## Assignment
Wherever the listing has a line with the string "babamın", copy that line out.

## Material provided
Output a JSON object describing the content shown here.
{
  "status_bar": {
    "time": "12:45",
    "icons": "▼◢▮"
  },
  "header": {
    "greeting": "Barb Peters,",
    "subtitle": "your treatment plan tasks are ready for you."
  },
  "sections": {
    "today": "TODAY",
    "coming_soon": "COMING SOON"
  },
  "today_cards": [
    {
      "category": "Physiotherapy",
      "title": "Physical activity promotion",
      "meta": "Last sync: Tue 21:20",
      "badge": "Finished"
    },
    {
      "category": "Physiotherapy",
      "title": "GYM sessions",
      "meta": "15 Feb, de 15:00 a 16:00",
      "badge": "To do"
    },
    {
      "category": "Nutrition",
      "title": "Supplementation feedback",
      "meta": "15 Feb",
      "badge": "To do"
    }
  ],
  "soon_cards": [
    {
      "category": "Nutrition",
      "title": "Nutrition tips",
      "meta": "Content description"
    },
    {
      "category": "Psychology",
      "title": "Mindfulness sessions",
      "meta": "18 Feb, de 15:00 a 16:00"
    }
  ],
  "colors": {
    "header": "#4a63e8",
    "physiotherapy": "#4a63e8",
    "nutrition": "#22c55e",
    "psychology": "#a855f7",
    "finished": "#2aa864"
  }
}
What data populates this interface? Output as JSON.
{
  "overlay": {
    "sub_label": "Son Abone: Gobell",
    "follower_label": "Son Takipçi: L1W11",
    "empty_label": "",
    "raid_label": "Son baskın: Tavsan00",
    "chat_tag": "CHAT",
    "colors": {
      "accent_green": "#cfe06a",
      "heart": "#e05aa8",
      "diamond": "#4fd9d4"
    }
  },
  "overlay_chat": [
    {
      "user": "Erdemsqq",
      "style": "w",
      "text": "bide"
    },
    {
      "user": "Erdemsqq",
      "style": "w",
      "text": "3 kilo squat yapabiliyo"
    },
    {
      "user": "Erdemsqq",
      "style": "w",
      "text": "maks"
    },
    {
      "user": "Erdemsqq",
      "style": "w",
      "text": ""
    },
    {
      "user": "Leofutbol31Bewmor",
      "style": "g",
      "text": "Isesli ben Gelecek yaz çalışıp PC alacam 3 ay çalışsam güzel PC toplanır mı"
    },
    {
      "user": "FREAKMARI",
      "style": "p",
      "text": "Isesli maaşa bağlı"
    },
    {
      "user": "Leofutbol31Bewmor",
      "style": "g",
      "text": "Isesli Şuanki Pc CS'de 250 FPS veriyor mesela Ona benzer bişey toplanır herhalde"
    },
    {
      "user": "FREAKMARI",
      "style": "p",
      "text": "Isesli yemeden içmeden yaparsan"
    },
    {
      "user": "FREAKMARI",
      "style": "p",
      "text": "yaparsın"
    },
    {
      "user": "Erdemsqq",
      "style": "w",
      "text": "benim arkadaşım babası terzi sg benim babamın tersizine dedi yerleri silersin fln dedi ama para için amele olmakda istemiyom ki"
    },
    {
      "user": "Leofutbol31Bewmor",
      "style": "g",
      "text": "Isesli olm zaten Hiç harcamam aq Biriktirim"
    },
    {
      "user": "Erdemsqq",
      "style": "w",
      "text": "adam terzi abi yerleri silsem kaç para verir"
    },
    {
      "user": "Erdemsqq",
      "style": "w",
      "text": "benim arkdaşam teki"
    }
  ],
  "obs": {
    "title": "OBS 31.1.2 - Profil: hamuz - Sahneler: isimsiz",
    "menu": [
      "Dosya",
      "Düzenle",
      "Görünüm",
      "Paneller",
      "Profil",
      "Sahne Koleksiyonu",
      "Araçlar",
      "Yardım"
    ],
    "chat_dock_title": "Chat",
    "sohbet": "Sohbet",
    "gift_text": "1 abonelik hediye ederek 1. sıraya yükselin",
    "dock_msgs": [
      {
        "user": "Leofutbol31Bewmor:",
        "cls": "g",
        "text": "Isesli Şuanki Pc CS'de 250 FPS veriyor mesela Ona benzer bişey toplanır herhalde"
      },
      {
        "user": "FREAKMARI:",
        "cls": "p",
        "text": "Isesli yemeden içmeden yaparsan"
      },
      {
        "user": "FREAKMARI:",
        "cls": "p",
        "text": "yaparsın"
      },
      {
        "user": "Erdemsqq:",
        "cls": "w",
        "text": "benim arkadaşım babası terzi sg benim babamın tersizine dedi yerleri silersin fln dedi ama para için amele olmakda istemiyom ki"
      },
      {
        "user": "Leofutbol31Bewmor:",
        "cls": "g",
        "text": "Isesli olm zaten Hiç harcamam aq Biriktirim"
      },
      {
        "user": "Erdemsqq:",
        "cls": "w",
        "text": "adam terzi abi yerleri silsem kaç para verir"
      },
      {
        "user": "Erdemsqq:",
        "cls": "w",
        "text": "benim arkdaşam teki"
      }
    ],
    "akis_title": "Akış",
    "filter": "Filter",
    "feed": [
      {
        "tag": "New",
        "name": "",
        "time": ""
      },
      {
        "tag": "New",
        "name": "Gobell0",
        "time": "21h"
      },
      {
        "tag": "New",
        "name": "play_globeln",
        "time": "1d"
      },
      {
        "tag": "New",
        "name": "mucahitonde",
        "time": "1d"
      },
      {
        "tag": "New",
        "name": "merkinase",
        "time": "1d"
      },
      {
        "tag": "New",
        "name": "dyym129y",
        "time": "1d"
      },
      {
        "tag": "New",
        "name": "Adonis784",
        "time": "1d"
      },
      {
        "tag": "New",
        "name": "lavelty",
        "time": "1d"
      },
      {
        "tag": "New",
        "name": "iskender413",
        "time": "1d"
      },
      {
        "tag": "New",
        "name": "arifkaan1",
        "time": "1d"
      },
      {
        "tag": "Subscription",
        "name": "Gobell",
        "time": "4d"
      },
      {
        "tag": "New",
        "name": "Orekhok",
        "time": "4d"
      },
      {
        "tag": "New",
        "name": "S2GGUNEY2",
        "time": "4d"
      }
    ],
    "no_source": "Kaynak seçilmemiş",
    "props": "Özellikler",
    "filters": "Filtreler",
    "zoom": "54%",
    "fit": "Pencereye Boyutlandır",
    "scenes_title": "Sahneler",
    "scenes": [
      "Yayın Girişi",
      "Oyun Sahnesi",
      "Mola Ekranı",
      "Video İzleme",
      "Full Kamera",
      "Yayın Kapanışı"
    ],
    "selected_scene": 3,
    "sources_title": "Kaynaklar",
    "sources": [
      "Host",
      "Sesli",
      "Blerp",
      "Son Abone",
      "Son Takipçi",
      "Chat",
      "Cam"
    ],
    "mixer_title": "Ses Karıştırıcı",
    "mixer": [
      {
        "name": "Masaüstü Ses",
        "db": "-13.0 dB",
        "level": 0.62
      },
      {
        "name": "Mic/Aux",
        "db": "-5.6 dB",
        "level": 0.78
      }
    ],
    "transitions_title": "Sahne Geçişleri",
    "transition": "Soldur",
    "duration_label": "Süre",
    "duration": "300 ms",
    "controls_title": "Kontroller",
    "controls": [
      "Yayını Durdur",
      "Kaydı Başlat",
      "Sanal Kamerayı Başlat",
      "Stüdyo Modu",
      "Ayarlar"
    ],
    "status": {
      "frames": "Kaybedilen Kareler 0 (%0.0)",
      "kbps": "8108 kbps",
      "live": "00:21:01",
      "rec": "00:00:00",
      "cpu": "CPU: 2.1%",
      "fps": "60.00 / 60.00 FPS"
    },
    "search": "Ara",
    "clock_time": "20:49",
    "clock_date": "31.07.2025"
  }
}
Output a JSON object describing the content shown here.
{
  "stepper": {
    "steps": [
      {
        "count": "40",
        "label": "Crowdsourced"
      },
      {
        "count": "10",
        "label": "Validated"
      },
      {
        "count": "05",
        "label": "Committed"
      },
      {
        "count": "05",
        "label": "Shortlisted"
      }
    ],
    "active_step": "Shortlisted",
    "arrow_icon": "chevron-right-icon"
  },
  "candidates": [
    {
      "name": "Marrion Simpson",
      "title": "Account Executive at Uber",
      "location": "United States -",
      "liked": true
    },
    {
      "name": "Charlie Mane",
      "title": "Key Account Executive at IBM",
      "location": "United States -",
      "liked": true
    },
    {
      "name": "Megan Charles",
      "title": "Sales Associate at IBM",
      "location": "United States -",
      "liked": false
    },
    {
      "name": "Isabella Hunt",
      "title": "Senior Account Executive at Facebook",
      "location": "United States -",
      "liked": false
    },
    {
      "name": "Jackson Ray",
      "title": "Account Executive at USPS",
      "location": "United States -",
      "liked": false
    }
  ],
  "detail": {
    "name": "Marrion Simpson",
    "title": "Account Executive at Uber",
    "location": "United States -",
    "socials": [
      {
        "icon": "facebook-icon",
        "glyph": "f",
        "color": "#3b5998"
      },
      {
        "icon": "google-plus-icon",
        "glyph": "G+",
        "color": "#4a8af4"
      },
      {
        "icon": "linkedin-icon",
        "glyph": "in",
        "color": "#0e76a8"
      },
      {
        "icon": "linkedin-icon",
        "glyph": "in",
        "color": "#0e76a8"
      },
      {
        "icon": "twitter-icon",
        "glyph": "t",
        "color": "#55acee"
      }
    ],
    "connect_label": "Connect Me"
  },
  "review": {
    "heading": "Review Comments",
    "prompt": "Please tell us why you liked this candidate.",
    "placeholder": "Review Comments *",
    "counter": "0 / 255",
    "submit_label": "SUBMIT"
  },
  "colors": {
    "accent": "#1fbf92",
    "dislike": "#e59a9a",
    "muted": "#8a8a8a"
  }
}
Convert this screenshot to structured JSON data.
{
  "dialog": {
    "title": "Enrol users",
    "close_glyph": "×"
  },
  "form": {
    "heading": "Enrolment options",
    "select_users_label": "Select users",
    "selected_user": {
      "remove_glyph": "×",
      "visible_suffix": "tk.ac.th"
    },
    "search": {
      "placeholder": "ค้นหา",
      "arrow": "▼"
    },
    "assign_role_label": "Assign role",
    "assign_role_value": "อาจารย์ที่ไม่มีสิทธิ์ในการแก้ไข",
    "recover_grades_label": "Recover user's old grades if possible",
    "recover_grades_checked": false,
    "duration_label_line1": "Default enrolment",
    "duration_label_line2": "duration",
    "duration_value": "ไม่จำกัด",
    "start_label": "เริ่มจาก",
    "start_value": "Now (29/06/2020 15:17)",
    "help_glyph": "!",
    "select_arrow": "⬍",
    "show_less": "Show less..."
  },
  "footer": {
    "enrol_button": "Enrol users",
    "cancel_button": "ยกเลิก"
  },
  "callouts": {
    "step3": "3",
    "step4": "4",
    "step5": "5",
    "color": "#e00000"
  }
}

## Response to the task
      "text": "benim arkadaşım babası terzi sg benim babamın tersizine dedi yerleri silersin fln dedi ama para için amele olmakda istemiyom ki"
        "text": "benim arkadaşım babası terzi sg benim babamın tersizine dedi yerleri silersin fln dedi ama para için amele olmakda istemiyom ki"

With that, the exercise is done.